| Action item |
Return the full listing word for word, but drop every picture from it.

| Data in this exercise |
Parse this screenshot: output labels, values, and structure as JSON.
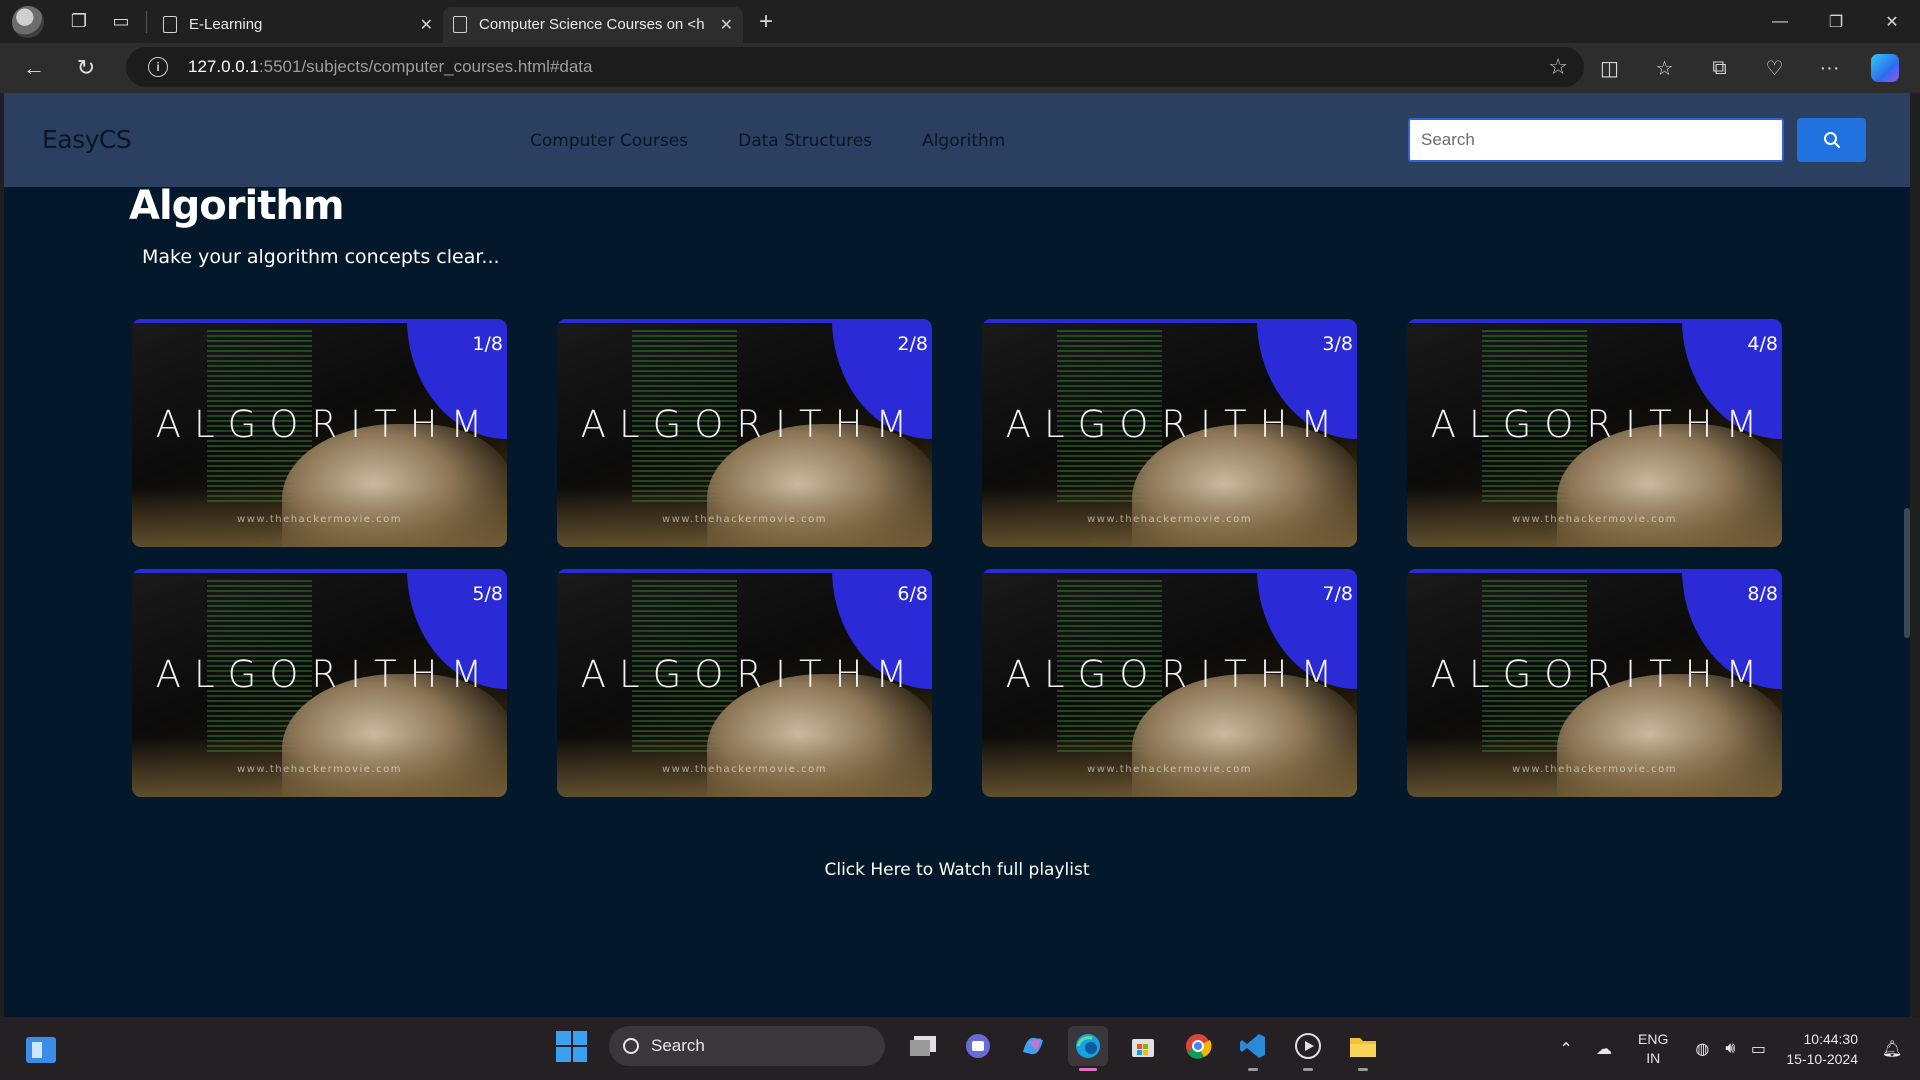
{
  "browser": {
    "tabs": [
      {
        "title": "E-Learning"
      },
      {
        "title": "Computer Science Courses on <h"
      }
    ],
    "url_host": "127.0.0.1",
    "url_rest": ":5501/subjects/computer_courses.html#data"
  },
  "site": {
    "brand": "EasyCS",
    "nav": [
      "Computer Courses",
      "Data Structures",
      "Algorithm"
    ],
    "search": {
      "placeholder": "Search",
      "value": ""
    }
  },
  "section": {
    "title": "Algorithm",
    "subtitle": "Make your algorithm concepts clear...",
    "cards": [
      {
        "count": "1/8",
        "thumb_text": "ALGORITHM",
        "watermark": "www.thehackermovie.com"
      },
      {
        "count": "2/8",
        "thumb_text": "ALGORITHM",
        "watermark": "www.thehackermovie.com"
      },
      {
        "count": "3/8",
        "thumb_text": "ALGORITHM",
        "watermark": "www.thehackermovie.com"
      },
      {
        "count": "4/8",
        "thumb_text": "ALGORITHM",
        "watermark": "www.thehackermovie.com"
      },
      {
        "count": "5/8",
        "thumb_text": "ALGORITHM",
        "watermark": "www.thehackermovie.com"
      },
      {
        "count": "6/8",
        "thumb_text": "ALGORITHM",
        "watermark": "www.thehackermovie.com"
      },
      {
        "count": "7/8",
        "thumb_text": "ALGORITHM",
        "watermark": "www.thehackermovie.com"
      },
      {
        "count": "8/8",
        "thumb_text": "ALGORITHM",
        "watermark": "www.thehackermovie.com"
      }
    ],
    "playlist_link": "Click Here to Watch full playlist"
  },
  "taskbar": {
    "search_label": "Search",
    "lang_line1": "ENG",
    "lang_line2": "IN",
    "time": "10:44:30",
    "date": "15-10-2024"
  },
  "colors": {
    "page_bg": "#04182b",
    "header_bg": "#2b4060",
    "accent_blue": "#1f72e0",
    "card_wedge": "#2a2bd6"
  }
}
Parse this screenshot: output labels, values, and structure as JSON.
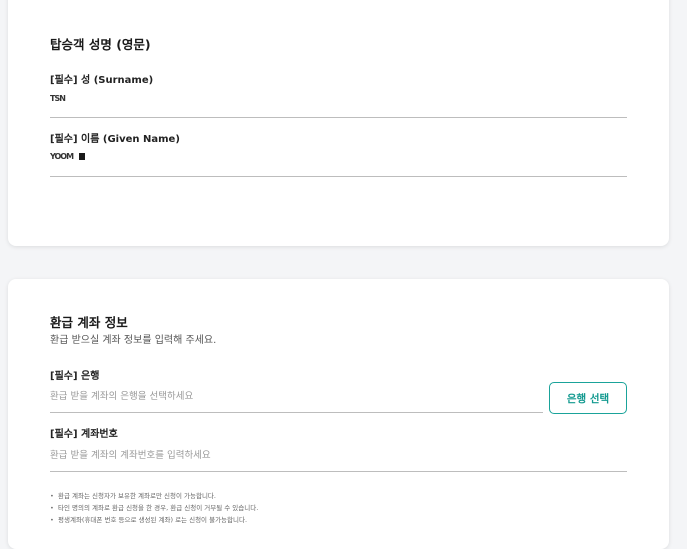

| Output for this task |
Parse this screenshot: output labels, values, and structure as JSON.
{
  "browser": {
    "tabs": [
      {
        "title": "E-Learning"
      },
      {
        "title": "Computer Science Courses on <h"
      }
    ],
    "url_host": "127.0.0.1",
    "url_rest": ":5501/subjects/computer_courses.html#data"
  },
  "site": {
    "brand": "EasyCS",
    "nav": [
      "Computer Courses",
      "Data Structures",
      "Algorithm"
    ],
    "search": {
      "placeholder": "Search",
      "value": ""
    }
  },
  "section": {
    "title": "Algorithm",
    "subtitle": "Make your algorithm concepts clear...",
    "cards": [
      {
        "count": "1/8",
        "thumb_text": "ALGORITHM",
        "watermark": "www.thehackermovie.com"
      },
      {
        "count": "2/8",
        "thumb_text": "ALGORITHM",
        "watermark": "www.thehackermovie.com"
      },
      {
        "count": "3/8",
        "thumb_text": "ALGORITHM",
        "watermark": "www.thehackermovie.com"
      },
      {
        "count": "4/8",
        "thumb_text": "ALGORITHM",
        "watermark": "www.thehackermovie.com"
      },
      {
        "count": "5/8",
        "thumb_text": "ALGORITHM",
        "watermark": "www.thehackermovie.com"
      },
      {
        "count": "6/8",
        "thumb_text": "ALGORITHM",
        "watermark": "www.thehackermovie.com"
      },
      {
        "count": "7/8",
        "thumb_text": "ALGORITHM",
        "watermark": "www.thehackermovie.com"
      },
      {
        "count": "8/8",
        "thumb_text": "ALGORITHM",
        "watermark": "www.thehackermovie.com"
      }
    ],
    "playlist_link": "Click Here to Watch full playlist"
  },
  "taskbar": {
    "search_label": "Search",
    "lang_line1": "ENG",
    "lang_line2": "IN",
    "time": "10:44:30",
    "date": "15-10-2024"
  },
  "colors": {
    "page_bg": "#04182b",
    "header_bg": "#2b4060",
    "accent_blue": "#1f72e0",
    "card_wedge": "#2a2bd6"
  }
}
Parse this screenshot: output labels, values, and structure as JSON.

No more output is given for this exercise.